What are the Horseclans, you ask? Well, the Horseclans are a culture in a post-apocalyptic series of novels by Robert Adams, the totality of which dramatically influenced my concept of fantasy and science-fictional worlds and cultures. In the Wilderlands it is what gave rise, over time, to the pseudo-Greek Viridian Empire and the very Horseclans-like Tharbrians. If you are at all into post-apocalypse science-fantasy fiction, and have a strong stomach for very violent, very un-politically correct fiction, you should definitely check the series out, if you can find it (Adams died years ago, and the books have languished since). The first 12 of the 18 books are quite good; after that point Adams diverges into Heinlein Syndrome and often goes way off course with lots of gratuitous sex and radical libertarian political screeds. Heck, it was even popular enough to license as a GURPS supplement once upon a time (GURPS Horseclans, which is excellent and absolutely required reading if you are a Horseclans fan).
I think perhaps in the case of this book, that the Horseclans influence, combined with the overly anthropological emphasis (it does read in places almost like an anthropological study or thesis), might have been a bit much. After all, there are five pages alone on laws and trials; and a page and a half dedicated simply to gender relations? Plus most of the Tharbrian terms introduced in the book, and the Tharbrian names, are Celtic names, often difficult enough to read, and then fractured Horseclans-style, and thus practically unreadable to any but a Horseclans fan.

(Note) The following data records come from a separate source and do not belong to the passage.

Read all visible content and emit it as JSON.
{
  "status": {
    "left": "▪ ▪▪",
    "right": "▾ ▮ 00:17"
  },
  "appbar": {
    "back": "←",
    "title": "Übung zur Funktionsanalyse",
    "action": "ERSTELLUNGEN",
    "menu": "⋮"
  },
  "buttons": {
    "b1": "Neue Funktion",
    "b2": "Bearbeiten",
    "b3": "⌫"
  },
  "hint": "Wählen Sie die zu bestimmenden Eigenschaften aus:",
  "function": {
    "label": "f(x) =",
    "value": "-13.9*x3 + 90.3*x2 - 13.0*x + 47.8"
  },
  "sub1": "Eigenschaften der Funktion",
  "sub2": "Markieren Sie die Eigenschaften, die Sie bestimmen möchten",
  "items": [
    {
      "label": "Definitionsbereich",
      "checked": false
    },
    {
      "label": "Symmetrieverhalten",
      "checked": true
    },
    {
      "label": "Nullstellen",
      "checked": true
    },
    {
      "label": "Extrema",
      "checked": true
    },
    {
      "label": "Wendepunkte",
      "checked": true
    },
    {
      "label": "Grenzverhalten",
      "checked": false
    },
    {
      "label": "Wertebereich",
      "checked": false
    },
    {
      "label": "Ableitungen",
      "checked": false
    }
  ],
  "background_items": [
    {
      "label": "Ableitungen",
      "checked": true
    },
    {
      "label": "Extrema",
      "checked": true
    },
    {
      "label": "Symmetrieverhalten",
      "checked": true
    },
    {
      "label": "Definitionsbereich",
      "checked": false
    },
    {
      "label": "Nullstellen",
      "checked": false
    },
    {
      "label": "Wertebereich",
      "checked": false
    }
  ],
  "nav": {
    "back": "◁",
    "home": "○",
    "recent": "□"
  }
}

Not to mention the debased pseudo-Greek of the Viridians mentioned here and there.

Yeah… maybe a bit much. Obsessive, perhaps. But I enjoyed the hell out of writing it. And at least I resisted the temptation to go all in and include the intelligent saber-toothed cats I had in my Wilderlands as the allies of the Tharbrians…

Fortunately, though it is out of print in booklet format, it is still available through Judges Guild in PDF format: